**Assignment:** Quote each record exactly, please, leaving none out.

**Input for this task:**
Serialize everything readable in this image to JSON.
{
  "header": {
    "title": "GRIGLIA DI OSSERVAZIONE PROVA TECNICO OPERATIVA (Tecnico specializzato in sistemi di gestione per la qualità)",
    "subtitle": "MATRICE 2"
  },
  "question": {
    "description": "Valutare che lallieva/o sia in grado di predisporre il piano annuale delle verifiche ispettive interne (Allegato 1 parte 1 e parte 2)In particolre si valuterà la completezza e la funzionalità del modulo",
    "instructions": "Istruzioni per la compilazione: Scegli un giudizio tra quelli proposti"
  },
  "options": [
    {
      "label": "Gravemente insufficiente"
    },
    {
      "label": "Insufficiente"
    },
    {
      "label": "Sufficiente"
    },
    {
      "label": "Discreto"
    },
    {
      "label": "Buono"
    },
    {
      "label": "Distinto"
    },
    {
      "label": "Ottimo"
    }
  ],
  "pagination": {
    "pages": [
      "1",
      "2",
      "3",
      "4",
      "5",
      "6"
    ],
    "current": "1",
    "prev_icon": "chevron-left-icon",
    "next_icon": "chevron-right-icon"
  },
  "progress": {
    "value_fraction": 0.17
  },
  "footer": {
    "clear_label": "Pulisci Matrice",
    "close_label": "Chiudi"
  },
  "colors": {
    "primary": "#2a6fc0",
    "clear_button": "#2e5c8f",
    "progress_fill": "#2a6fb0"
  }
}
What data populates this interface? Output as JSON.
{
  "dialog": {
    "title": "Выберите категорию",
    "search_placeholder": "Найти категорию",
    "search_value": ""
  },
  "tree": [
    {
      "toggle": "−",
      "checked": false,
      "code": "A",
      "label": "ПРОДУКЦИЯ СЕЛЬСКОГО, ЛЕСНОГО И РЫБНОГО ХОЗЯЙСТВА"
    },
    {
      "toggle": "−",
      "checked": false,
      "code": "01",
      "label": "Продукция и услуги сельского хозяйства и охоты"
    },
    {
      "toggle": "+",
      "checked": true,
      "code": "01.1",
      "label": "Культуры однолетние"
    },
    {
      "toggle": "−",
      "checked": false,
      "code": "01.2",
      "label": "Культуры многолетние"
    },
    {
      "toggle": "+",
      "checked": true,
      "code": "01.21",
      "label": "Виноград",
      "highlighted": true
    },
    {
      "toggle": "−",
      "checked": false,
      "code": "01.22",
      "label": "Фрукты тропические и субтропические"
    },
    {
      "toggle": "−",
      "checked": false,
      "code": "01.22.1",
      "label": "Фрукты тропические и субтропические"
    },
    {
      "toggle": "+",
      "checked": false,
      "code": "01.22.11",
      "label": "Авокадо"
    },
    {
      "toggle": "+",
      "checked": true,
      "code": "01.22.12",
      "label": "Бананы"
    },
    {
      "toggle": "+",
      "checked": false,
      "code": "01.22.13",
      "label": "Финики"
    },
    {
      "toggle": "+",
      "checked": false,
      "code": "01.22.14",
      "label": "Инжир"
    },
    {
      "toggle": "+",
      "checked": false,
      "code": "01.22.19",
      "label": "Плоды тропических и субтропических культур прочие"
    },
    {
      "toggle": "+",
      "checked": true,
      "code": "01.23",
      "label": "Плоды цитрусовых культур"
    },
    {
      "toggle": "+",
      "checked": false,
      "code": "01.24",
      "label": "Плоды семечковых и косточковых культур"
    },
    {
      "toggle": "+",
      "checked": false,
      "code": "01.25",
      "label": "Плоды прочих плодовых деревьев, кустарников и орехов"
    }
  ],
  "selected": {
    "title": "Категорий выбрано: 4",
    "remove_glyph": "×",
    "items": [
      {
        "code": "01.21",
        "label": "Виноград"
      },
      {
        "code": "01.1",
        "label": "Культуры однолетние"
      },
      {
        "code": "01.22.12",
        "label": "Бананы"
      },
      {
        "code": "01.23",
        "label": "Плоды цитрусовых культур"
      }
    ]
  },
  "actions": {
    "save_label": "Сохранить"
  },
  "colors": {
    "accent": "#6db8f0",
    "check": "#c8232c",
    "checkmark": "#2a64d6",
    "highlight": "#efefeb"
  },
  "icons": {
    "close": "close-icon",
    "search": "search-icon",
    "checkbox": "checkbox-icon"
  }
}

**Response area:**
Serialize everything readable in this image to JSON.
{
  "header": {
    "title": "GRIGLIA DI OSSERVAZIONE PROVA TECNICO OPERATIVA (Tecnico specializzato in sistemi di gestione per la qualità)",
    "subtitle": "MATRICE 2"
  },
  "question": {
    "description": "Valutare che lallieva/o sia in grado di predisporre il piano annuale delle verifiche ispettive interne (Allegato 1 parte 1 e parte 2)In particolre si valuterà la completezza e la funzionalità del modulo",
    "instructions": "Istruzioni per la compilazione: Scegli un giudizio tra quelli proposti"
  },
  "options": [
    {
      "label": "Gravemente insufficiente"
    },
    {
      "label": "Insufficiente"
    },
    {
      "label": "Sufficiente"
    },
    {
      "label": "Discreto"
    },
    {
      "label": "Buono"
    },
    {
      "label": "Distinto"
    },
    {
      "label": "Ottimo"
    }
  ],
  "pagination": {
    "pages": [
      "1",
      "2",
      "3",
      "4",
      "5",
      "6"
    ],
    "current": "1",
    "prev_icon": "chevron-left-icon",
    "next_icon": "chevron-right-icon"
  },
  "progress": {
    "value_fraction": 0.17
  },
  "footer": {
    "clear_label": "Pulisci Matrice",
    "close_label": "Chiudi"
  },
  "colors": {
    "primary": "#2a6fc0",
    "clear_button": "#2e5c8f",
    "progress_fill": "#2a6fb0"
  }
}
What data populates this interface? Output as JSON.
{
  "dialog": {
    "title": "Выберите категорию",
    "search_placeholder": "Найти категорию",
    "search_value": ""
  },
  "tree": [
    {
      "toggle": "−",
      "checked": false,
      "code": "A",
      "label": "ПРОДУКЦИЯ СЕЛЬСКОГО, ЛЕСНОГО И РЫБНОГО ХОЗЯЙСТВА"
    },
    {
      "toggle": "−",
      "checked": false,
      "code": "01",
      "label": "Продукция и услуги сельского хозяйства и охоты"
    },
    {
      "toggle": "+",
      "checked": true,
      "code": "01.1",
      "label": "Культуры однолетние"
    },
    {
      "toggle": "−",
      "checked": false,
      "code": "01.2",
      "label": "Культуры многолетние"
    },
    {
      "toggle": "+",
      "checked": true,
      "code": "01.21",
      "label": "Виноград",
      "highlighted": true
    },
    {
      "toggle": "−",
      "checked": false,
      "code": "01.22",
      "label": "Фрукты тропические и субтропические"
    },
    {
      "toggle": "−",
      "checked": false,
      "code": "01.22.1",
      "label": "Фрукты тропические и субтропические"
    },
    {
      "toggle": "+",
      "checked": false,
      "code": "01.22.11",
      "label": "Авокадо"
    },
    {
      "toggle": "+",
      "checked": true,
      "code": "01.22.12",
      "label": "Бананы"
    },
    {
      "toggle": "+",
      "checked": false,
      "code": "01.22.13",
      "label": "Финики"
    },
    {
      "toggle": "+",
      "checked": false,
      "code": "01.22.14",
      "label": "Инжир"
    },
    {
      "toggle": "+",
      "checked": false,
      "code": "01.22.19",
      "label": "Плоды тропических и субтропических культур прочие"
    },
    {
      "toggle": "+",
      "checked": true,
      "code": "01.23",
      "label": "Плоды цитрусовых культур"
    },
    {
      "toggle": "+",
      "checked": false,
      "code": "01.24",
      "label": "Плоды семечковых и косточковых культур"
    },
    {
      "toggle": "+",
      "checked": false,
      "code": "01.25",
      "label": "Плоды прочих плодовых деревьев, кустарников и орехов"
    }
  ],
  "selected": {
    "title": "Категорий выбрано: 4",
    "remove_glyph": "×",
    "items": [
      {
        "code": "01.21",
        "label": "Виноград"
      },
      {
        "code": "01.1",
        "label": "Культуры однолетние"
      },
      {
        "code": "01.22.12",
        "label": "Бананы"
      },
      {
        "code": "01.23",
        "label": "Плоды цитрусовых культур"
      }
    ]
  },
  "actions": {
    "save_label": "Сохранить"
  },
  "colors": {
    "accent": "#6db8f0",
    "check": "#c8232c",
    "checkmark": "#2a64d6",
    "highlight": "#efefeb"
  },
  "icons": {
    "close": "close-icon",
    "search": "search-icon",
    "checkbox": "checkbox-icon"
  }
}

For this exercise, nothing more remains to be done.